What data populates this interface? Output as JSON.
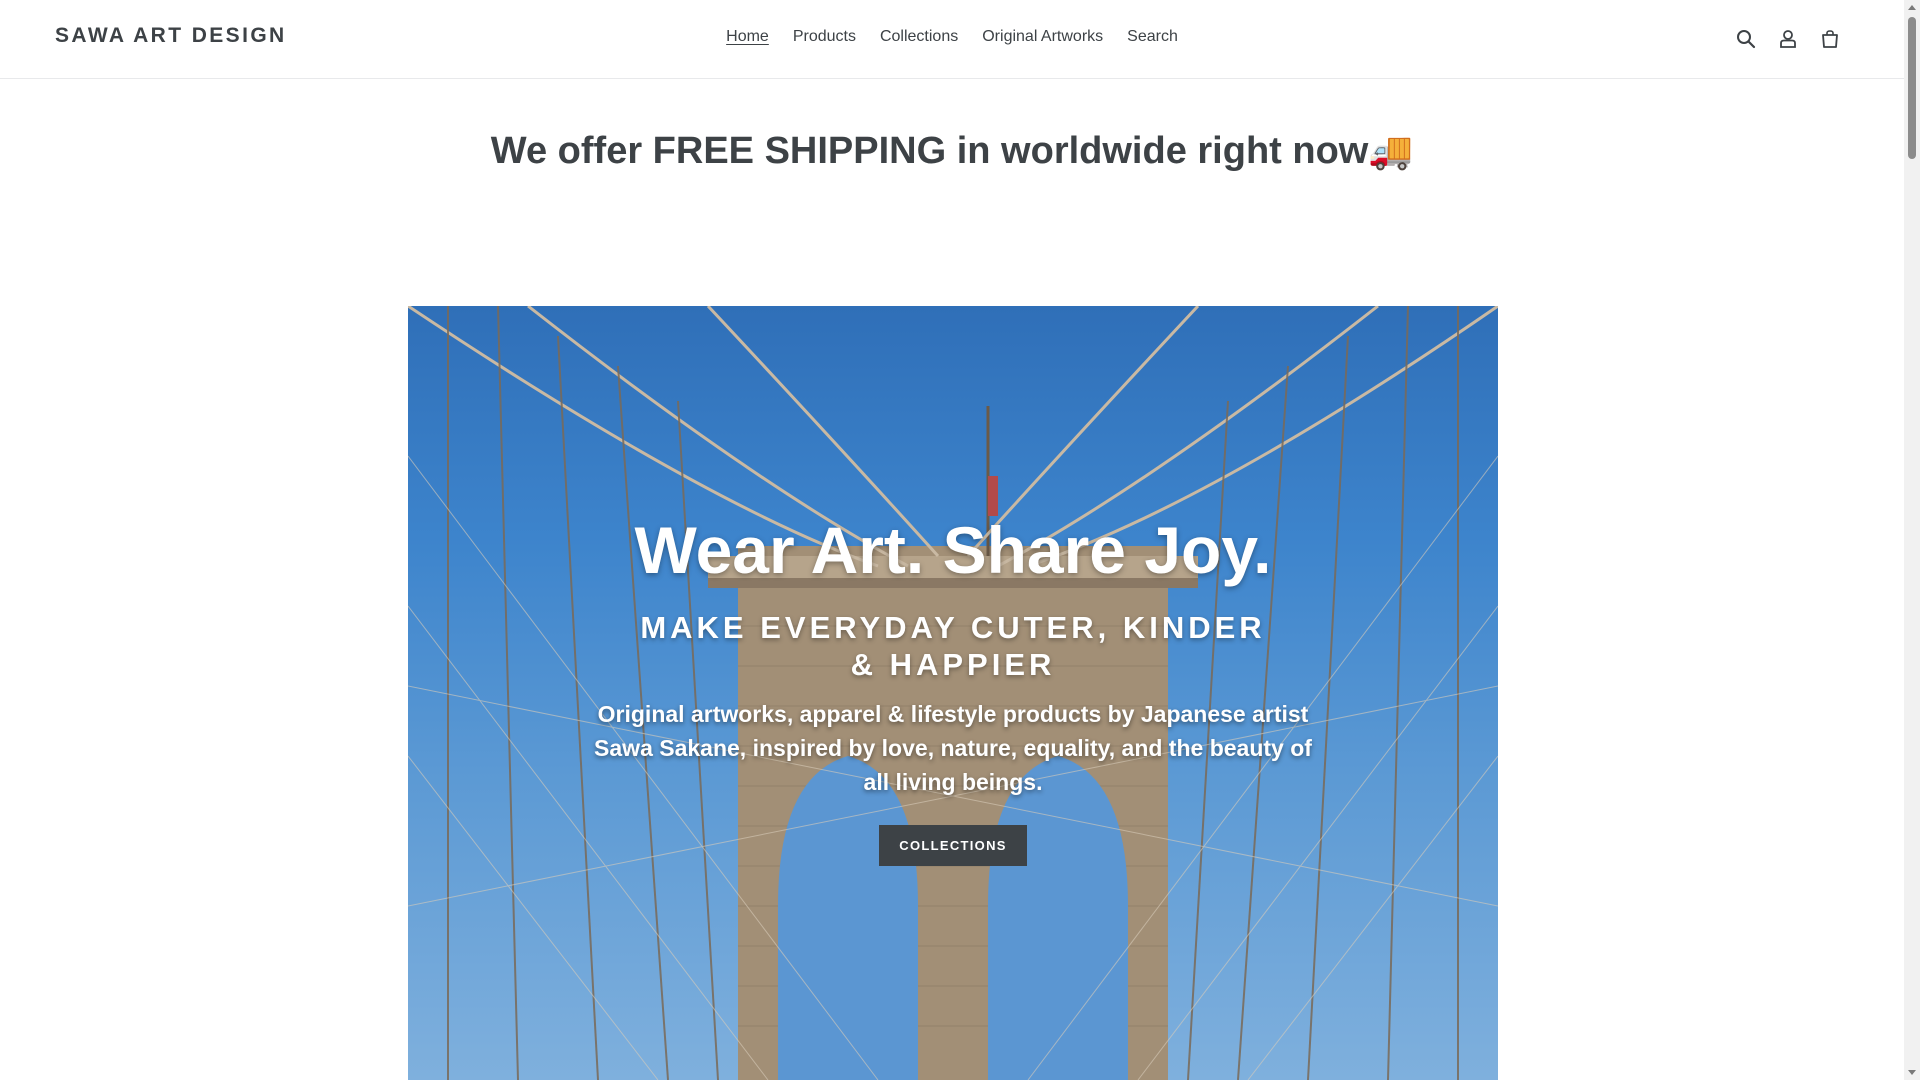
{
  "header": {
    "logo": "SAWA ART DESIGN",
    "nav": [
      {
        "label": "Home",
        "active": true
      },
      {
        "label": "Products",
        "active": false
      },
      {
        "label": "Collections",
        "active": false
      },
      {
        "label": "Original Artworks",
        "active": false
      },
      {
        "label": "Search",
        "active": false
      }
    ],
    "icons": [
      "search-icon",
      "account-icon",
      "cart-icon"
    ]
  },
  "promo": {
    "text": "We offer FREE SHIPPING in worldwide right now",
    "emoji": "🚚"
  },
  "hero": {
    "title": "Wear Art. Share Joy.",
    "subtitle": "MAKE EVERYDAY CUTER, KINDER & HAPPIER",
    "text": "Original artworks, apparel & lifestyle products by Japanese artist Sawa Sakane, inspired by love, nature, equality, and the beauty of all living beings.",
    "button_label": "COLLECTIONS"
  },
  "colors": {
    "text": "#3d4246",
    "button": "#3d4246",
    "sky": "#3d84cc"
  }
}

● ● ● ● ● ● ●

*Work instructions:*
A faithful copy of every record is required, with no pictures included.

*Output:*
What data populates this interface? Output as JSON.
{
  "header": {
    "logo": "SAWA ART DESIGN",
    "nav": [
      {
        "label": "Home",
        "active": true
      },
      {
        "label": "Products",
        "active": false
      },
      {
        "label": "Collections",
        "active": false
      },
      {
        "label": "Original Artworks",
        "active": false
      },
      {
        "label": "Search",
        "active": false
      }
    ],
    "icons": [
      "search-icon",
      "account-icon",
      "cart-icon"
    ]
  },
  "promo": {
    "text": "We offer FREE SHIPPING in worldwide right now",
    "emoji": "🚚"
  },
  "hero": {
    "title": "Wear Art. Share Joy.",
    "subtitle": "MAKE EVERYDAY CUTER, KINDER & HAPPIER",
    "text": "Original artworks, apparel & lifestyle products by Japanese artist Sawa Sakane, inspired by love, nature, equality, and the beauty of all living beings.",
    "button_label": "COLLECTIONS"
  },
  "colors": {
    "text": "#3d4246",
    "button": "#3d4246",
    "sky": "#3d84cc"
  }
}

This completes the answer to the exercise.